YOUR TASK: All of the data must be printed exactly; please include every line.

DATA SHOWN:
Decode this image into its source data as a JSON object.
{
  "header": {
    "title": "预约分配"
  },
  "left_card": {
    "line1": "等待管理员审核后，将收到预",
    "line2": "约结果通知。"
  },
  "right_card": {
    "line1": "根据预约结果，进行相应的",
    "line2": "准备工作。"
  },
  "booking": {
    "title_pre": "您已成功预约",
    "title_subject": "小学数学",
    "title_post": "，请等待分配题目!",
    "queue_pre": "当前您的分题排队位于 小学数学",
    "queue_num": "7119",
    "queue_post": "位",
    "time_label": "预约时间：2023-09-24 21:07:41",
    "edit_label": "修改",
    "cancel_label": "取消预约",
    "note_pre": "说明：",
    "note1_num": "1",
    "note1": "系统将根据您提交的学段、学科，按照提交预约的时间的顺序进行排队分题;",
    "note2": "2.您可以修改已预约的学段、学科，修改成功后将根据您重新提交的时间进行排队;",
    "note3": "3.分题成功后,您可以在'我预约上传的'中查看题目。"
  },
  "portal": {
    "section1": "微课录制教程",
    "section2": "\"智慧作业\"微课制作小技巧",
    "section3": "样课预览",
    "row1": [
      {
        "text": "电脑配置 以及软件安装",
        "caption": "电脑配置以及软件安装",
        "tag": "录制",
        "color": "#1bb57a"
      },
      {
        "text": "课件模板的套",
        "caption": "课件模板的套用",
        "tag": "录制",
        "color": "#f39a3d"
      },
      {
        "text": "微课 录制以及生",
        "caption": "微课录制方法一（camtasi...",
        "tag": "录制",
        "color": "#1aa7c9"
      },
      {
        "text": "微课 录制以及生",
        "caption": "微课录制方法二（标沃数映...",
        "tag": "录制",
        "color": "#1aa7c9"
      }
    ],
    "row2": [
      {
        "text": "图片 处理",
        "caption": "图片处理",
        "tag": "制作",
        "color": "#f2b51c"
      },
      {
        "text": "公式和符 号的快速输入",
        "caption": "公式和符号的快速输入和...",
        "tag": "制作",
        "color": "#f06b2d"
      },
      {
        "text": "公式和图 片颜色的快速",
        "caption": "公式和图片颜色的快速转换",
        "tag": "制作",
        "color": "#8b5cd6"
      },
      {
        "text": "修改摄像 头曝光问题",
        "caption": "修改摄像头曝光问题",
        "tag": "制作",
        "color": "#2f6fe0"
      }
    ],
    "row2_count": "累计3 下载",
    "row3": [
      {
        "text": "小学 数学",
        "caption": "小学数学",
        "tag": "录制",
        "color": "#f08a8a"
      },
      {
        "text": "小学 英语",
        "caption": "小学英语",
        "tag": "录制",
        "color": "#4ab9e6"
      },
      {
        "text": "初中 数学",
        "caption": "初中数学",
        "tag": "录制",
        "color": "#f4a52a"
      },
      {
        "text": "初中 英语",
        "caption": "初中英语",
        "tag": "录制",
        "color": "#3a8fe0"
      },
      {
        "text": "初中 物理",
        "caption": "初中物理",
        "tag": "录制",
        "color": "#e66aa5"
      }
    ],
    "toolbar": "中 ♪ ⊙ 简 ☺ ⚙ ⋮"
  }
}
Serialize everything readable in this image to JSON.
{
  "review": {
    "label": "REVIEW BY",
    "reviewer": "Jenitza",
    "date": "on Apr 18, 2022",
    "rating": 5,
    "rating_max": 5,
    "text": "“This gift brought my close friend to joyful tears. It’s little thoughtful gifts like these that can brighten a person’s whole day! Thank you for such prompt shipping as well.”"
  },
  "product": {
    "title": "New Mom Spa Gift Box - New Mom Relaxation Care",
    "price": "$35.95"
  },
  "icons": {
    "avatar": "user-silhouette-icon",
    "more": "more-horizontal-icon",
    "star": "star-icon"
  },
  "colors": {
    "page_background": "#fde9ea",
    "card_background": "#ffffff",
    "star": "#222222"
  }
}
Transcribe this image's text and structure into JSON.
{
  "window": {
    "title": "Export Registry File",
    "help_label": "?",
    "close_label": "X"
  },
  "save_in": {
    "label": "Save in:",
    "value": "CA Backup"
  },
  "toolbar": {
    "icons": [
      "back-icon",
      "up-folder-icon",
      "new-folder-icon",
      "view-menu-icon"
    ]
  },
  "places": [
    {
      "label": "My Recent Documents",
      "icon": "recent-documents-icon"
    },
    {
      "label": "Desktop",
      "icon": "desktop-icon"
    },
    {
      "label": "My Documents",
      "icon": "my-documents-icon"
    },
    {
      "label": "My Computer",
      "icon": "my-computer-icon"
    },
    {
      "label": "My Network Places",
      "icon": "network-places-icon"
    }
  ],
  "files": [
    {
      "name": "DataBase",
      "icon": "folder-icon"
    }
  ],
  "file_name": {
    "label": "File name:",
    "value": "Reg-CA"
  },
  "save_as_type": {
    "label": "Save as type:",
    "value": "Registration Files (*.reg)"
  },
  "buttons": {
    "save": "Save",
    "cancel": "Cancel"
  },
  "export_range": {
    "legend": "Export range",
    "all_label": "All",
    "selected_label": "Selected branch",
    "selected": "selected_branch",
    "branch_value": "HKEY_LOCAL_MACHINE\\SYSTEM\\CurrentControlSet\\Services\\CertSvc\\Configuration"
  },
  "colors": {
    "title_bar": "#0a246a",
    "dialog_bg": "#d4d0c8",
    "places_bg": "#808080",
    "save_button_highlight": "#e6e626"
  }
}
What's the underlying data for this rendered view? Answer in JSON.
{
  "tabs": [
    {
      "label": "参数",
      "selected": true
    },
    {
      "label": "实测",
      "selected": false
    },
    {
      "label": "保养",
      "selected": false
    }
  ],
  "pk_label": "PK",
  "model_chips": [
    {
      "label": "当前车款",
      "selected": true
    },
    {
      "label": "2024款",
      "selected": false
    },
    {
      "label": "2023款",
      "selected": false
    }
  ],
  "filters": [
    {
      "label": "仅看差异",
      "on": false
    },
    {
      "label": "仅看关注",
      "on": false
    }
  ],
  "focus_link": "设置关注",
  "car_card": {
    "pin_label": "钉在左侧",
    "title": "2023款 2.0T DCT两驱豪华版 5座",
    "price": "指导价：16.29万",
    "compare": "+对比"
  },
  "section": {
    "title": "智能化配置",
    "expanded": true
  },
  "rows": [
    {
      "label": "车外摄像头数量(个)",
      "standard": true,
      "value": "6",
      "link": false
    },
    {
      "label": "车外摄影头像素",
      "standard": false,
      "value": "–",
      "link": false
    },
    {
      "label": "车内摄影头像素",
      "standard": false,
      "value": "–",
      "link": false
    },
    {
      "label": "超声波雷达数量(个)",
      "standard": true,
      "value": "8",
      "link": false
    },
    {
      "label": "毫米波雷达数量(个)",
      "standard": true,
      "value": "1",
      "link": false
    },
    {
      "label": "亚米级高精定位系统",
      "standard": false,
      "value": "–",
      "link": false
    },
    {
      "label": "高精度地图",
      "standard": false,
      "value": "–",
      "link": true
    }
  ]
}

SOLUTION:
Decode this image into its source data as a JSON object.
{
  "header": {
    "title": "预约分配"
  },
  "left_card": {
    "line1": "等待管理员审核后，将收到预",
    "line2": "约结果通知。"
  },
  "right_card": {
    "line1": "根据预约结果，进行相应的",
    "line2": "准备工作。"
  },
  "booking": {
    "title_pre": "您已成功预约",
    "title_subject": "小学数学",
    "title_post": "，请等待分配题目!",
    "queue_pre": "当前您的分题排队位于 小学数学",
    "queue_num": "7119",
    "queue_post": "位",
    "time_label": "预约时间：2023-09-24 21:07:41",
    "edit_label": "修改",
    "cancel_label": "取消预约",
    "note_pre": "说明：",
    "note1_num": "1",
    "note1": "系统将根据您提交的学段、学科，按照提交预约的时间的顺序进行排队分题;",
    "note2": "2.您可以修改已预约的学段、学科，修改成功后将根据您重新提交的时间进行排队;",
    "note3": "3.分题成功后,您可以在'我预约上传的'中查看题目。"
  },
  "portal": {
    "section1": "微课录制教程",
    "section2": "\"智慧作业\"微课制作小技巧",
    "section3": "样课预览",
    "row1": [
      {
        "text": "电脑配置 以及软件安装",
        "caption": "电脑配置以及软件安装",
        "tag": "录制",
        "color": "#1bb57a"
      },
      {
        "text": "课件模板的套",
        "caption": "课件模板的套用",
        "tag": "录制",
        "color": "#f39a3d"
      },
      {
        "text": "微课 录制以及生",
        "caption": "微课录制方法一（camtasi...",
        "tag": "录制",
        "color": "#1aa7c9"
      },
      {
        "text": "微课 录制以及生",
        "caption": "微课录制方法二（标沃数映...",
        "tag": "录制",
        "color": "#1aa7c9"
      }
    ],
    "row2": [
      {
        "text": "图片 处理",
        "caption": "图片处理",
        "tag": "制作",
        "color": "#f2b51c"
      },
      {
        "text": "公式和符 号的快速输入",
        "caption": "公式和符号的快速输入和...",
        "tag": "制作",
        "color": "#f06b2d"
      },
      {
        "text": "公式和图 片颜色的快速",
        "caption": "公式和图片颜色的快速转换",
        "tag": "制作",
        "color": "#8b5cd6"
      },
      {
        "text": "修改摄像 头曝光问题",
        "caption": "修改摄像头曝光问题",
        "tag": "制作",
        "color": "#2f6fe0"
      }
    ],
    "row2_count": "累计3 下载",
    "row3": [
      {
        "text": "小学 数学",
        "caption": "小学数学",
        "tag": "录制",
        "color": "#f08a8a"
      },
      {
        "text": "小学 英语",
        "caption": "小学英语",
        "tag": "录制",
        "color": "#4ab9e6"
      },
      {
        "text": "初中 数学",
        "caption": "初中数学",
        "tag": "录制",
        "color": "#f4a52a"
      },
      {
        "text": "初中 英语",
        "caption": "初中英语",
        "tag": "录制",
        "color": "#3a8fe0"
      },
      {
        "text": "初中 物理",
        "caption": "初中物理",
        "tag": "录制",
        "color": "#e66aa5"
      }
    ],
    "toolbar": "中 ♪ ⊙ 简 ☺ ⚙ ⋮"
  }
}
Serialize everything readable in this image to JSON.
{
  "review": {
    "label": "REVIEW BY",
    "reviewer": "Jenitza",
    "date": "on Apr 18, 2022",
    "rating": 5,
    "rating_max": 5,
    "text": "“This gift brought my close friend to joyful tears. It’s little thoughtful gifts like these that can brighten a person’s whole day! Thank you for such prompt shipping as well.”"
  },
  "product": {
    "title": "New Mom Spa Gift Box - New Mom Relaxation Care",
    "price": "$35.95"
  },
  "icons": {
    "avatar": "user-silhouette-icon",
    "more": "more-horizontal-icon",
    "star": "star-icon"
  },
  "colors": {
    "page_background": "#fde9ea",
    "card_background": "#ffffff",
    "star": "#222222"
  }
}
Transcribe this image's text and structure into JSON.
{
  "window": {
    "title": "Export Registry File",
    "help_label": "?",
    "close_label": "X"
  },
  "save_in": {
    "label": "Save in:",
    "value": "CA Backup"
  },
  "toolbar": {
    "icons": [
      "back-icon",
      "up-folder-icon",
      "new-folder-icon",
      "view-menu-icon"
    ]
  },
  "places": [
    {
      "label": "My Recent Documents",
      "icon": "recent-documents-icon"
    },
    {
      "label": "Desktop",
      "icon": "desktop-icon"
    },
    {
      "label": "My Documents",
      "icon": "my-documents-icon"
    },
    {
      "label": "My Computer",
      "icon": "my-computer-icon"
    },
    {
      "label": "My Network Places",
      "icon": "network-places-icon"
    }
  ],
  "files": [
    {
      "name": "DataBase",
      "icon": "folder-icon"
    }
  ],
  "file_name": {
    "label": "File name:",
    "value": "Reg-CA"
  },
  "save_as_type": {
    "label": "Save as type:",
    "value": "Registration Files (*.reg)"
  },
  "buttons": {
    "save": "Save",
    "cancel": "Cancel"
  },
  "export_range": {
    "legend": "Export range",
    "all_label": "All",
    "selected_label": "Selected branch",
    "selected": "selected_branch",
    "branch_value": "HKEY_LOCAL_MACHINE\\SYSTEM\\CurrentControlSet\\Services\\CertSvc\\Configuration"
  },
  "colors": {
    "title_bar": "#0a246a",
    "dialog_bg": "#d4d0c8",
    "places_bg": "#808080",
    "save_button_highlight": "#e6e626"
  }
}
What's the underlying data for this rendered view? Answer in JSON.
{
  "tabs": [
    {
      "label": "参数",
      "selected": true
    },
    {
      "label": "实测",
      "selected": false
    },
    {
      "label": "保养",
      "selected": false
    }
  ],
  "pk_label": "PK",
  "model_chips": [
    {
      "label": "当前车款",
      "selected": true
    },
    {
      "label": "2024款",
      "selected": false
    },
    {
      "label": "2023款",
      "selected": false
    }
  ],
  "filters": [
    {
      "label": "仅看差异",
      "on": false
    },
    {
      "label": "仅看关注",
      "on": false
    }
  ],
  "focus_link": "设置关注",
  "car_card": {
    "pin_label": "钉在左侧",
    "title": "2023款 2.0T DCT两驱豪华版 5座",
    "price": "指导价：16.29万",
    "compare": "+对比"
  },
  "section": {
    "title": "智能化配置",
    "expanded": true
  },
  "rows": [
    {
      "label": "车外摄像头数量(个)",
      "standard": true,
      "value": "6",
      "link": false
    },
    {
      "label": "车外摄影头像素",
      "standard": false,
      "value": "–",
      "link": false
    },
    {
      "label": "车内摄影头像素",
      "standard": false,
      "value": "–",
      "link": false
    },
    {
      "label": "超声波雷达数量(个)",
      "standard": true,
      "value": "8",
      "link": false
    },
    {
      "label": "毫米波雷达数量(个)",
      "standard": true,
      "value": "1",
      "link": false
    },
    {
      "label": "亚米级高精定位系统",
      "standard": false,
      "value": "–",
      "link": false
    },
    {
      "label": "高精度地图",
      "standard": false,
      "value": "–",
      "link": true
    }
  ]
}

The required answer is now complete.